Linking “Chile” and “extreme sports” usually conjures up an image of off-road vehicles racing at breakneck speed through the Atacama Desert during the annual Dakar Rally [AQ, Summer 2011], or of high-endurance hikers climbing the Andes.
But downhill racing in Valparaíso, Chile’s bohemian harbor city? In fact, since 2003, romantic “Valpo,” which counted Pablo Neruda among its residents, has played host to the world’s largest urban bike race every summer. This year, the one-day Cerro Abajo (Downhill) competition is scheduled for February 24.
The race takes competitors on a 1.24-mile (2-kilometer) daredevil course that begins on Cerro Cárcel, a cultural park located on one of the city’s many hills. From there, bikers navigate a series of challenges, including a spectacular 26-foot (8-meter) jump known as The North Face, a mind-bending left-hand wall ride and a 13-foot (4-meter) drop through a gazebo, before reaching the finish line at the central Plaza Aníbal Pinto.

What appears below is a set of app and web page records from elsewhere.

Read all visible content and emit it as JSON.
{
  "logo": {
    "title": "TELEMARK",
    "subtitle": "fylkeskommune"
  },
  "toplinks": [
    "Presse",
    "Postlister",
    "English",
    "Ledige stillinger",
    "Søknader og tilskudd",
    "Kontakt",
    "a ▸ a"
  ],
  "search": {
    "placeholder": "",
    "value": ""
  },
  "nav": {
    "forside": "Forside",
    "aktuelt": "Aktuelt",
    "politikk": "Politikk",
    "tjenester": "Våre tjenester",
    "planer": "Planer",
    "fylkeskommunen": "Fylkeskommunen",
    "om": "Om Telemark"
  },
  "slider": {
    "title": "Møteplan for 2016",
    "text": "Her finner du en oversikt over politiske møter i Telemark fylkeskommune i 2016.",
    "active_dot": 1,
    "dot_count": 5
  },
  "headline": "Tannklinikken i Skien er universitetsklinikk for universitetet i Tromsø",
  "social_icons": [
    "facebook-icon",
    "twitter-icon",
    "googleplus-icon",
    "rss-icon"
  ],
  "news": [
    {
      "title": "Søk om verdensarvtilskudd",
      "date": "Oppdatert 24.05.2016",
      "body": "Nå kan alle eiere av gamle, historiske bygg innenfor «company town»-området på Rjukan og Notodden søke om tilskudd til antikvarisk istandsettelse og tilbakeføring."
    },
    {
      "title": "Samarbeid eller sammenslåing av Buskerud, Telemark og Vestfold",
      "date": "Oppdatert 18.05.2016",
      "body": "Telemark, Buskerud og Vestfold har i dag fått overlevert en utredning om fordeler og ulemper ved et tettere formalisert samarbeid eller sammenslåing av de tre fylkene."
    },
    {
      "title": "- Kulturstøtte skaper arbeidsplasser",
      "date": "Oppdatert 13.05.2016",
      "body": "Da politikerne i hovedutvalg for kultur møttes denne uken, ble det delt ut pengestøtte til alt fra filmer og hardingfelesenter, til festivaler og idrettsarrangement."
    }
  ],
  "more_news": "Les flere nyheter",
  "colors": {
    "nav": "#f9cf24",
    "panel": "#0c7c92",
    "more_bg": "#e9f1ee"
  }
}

When the race is on, Valparaíso’s busy metropolitan center shuts down. Last year, 15,000 spectators—2,000 of them tourists—lined the course, often within touching distance of the bikers. The devoted fans add character to the Cerro Abajo, says Mauricio Acuña, a Chilean who won last year’s competition with a time of two minutes and 38 seconds. “The bikers feel like true rock stars for a day.”
Would-be racers must receive an invitation from organizers. Roughly 60 competitors from around the world participate each year. Corporate sponsorships plus funding from Chile’s Instituto Nacional de Deportes (National Institute of Sports—IND) cover the costs.
IND has already committed to partially subsidizing the race for the next three years—a move that government officials hope will promote the international aspect of the Cerro Abajo and encourage tourism. Meanwhile, competition organizers are working on a syndication deal that will broadcast the race to its growing fan base.
Watch a trial from the 2010 Cerro Abajo from a biker’s point of view: